Despite my highfalutin tone, this piece is never ponderous. It will make you and public radio listeners ponder why we read authors like Shakespeare and Melville. Plus, its musical accompaniment, especially the minimalist motifs of Phillip Glass, are pure pleasure.
Posted on April 24, 2010 at 11:02 AM
Last year the Illinois State Arts Council canceled its individual artists’ grants. This year the situation in Springfield looks bleak for painters, writers and other artists in the Land of Lincoln, where I live.
David Weinberg’s drop-in was aired April 19th on American Public Media’s “Marketplace,” with Kai Ryssdal’s spiffy introduction. The piece deserves to be broadcast widely.
Do we need to be reminded that public funding for the arts is drying up all over the country? Federal support from the National Endowment for the Arts still exists, with its budget a minuscule portion of Washington’s total spending. Last week, however, the Georgia House of Representatives voted to do away with its state arts council. Elsewhere, states strapped for funds have given a thumbs-down to artists.
The good news in Weinberg’s piece is that ordinary people interested in the arts have been getting together in small droves. In Boston, Portland and St. Louis arts backers have been paying a measly ten bucks for a simple monthly dinner, a Sloup—which rhymes with “soup.” As a variation of a soup kitchen, Sloup contributes ten bucks from each of its maybe two dozen donors/diners to local artists who have submitted proposals to be voted upon by the donors/diners. The event resembles a dinner party, a friendly community event, rather than a committee meeting to judge artists’ projects. What’s more, the whole process of awarding a grant takes a month, perhaps a twelfth the time it takes with a grants agency.

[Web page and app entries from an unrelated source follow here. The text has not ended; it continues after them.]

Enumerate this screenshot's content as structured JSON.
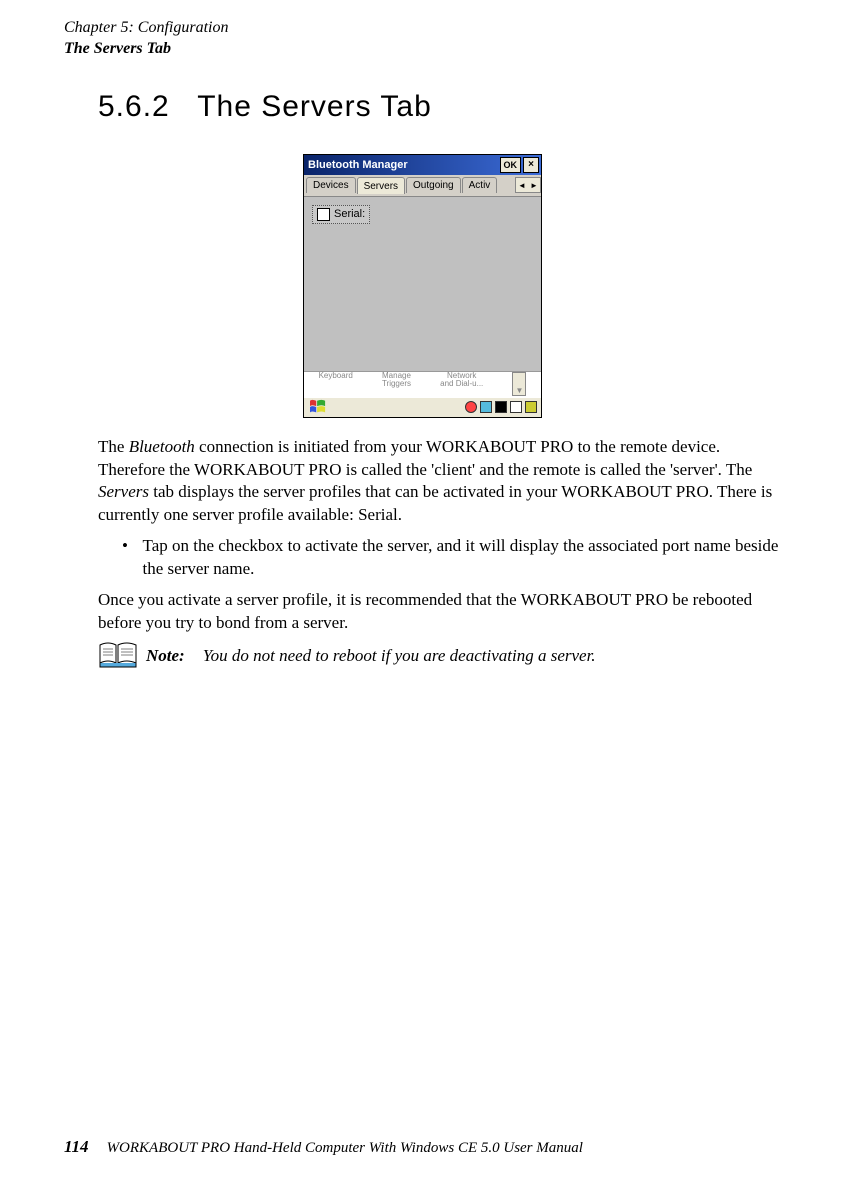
{
  "header": {
    "chapter": "Chapter 5: Configuration",
    "section": "The Servers Tab"
  },
  "heading": {
    "number": "5.6.2",
    "title": "The Servers Tab"
  },
  "window": {
    "title": "Bluetooth Manager",
    "ok_label": "OK",
    "close_label": "×",
    "tabs": {
      "devices": "Devices",
      "servers": "Servers",
      "outgoing": "Outgoing",
      "active": "Activ"
    },
    "arrows": {
      "left": "◄",
      "right": "►"
    },
    "serial_label": "Serial:",
    "subbar": {
      "item1_line1": "Keyboard",
      "item2_line1": "Manage",
      "item2_line2": "Triggers",
      "item3_line1": "Network",
      "item3_line2": "and Dial-u..."
    },
    "scroll_down": "▼"
  },
  "body": {
    "p1_a": "The ",
    "p1_b": "Bluetooth",
    "p1_c": " connection is initiated from your WORKABOUT PRO to the remote device. Therefore the WORKABOUT PRO is called the 'client' and the remote is called the 'server'. The ",
    "p1_d": "Servers",
    "p1_e": " tab displays the server profiles that can be activated in your WORKABOUT PRO. There is currently one server profile available: Serial.",
    "bullet_mark": "•",
    "bullet": "Tap on the checkbox to activate the server, and it will display the associated port name beside the server name.",
    "p2": "Once you activate a server profile, it is recommended that the WORKABOUT PRO be rebooted before you try to bond from a server.",
    "note_label": "Note:",
    "note_body": "You do not need to reboot if you are deactivating a server."
  },
  "footer": {
    "page": "114",
    "text": "WORKABOUT PRO Hand-Held Computer With Windows CE 5.0 User Manual"
  }
}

For centuries private patrons supported artists. Weinberg sees in Sloup a return to this great tradition, which bolstered such artists as Botticelli and Beethoven.
Thumbs up for Weinberg!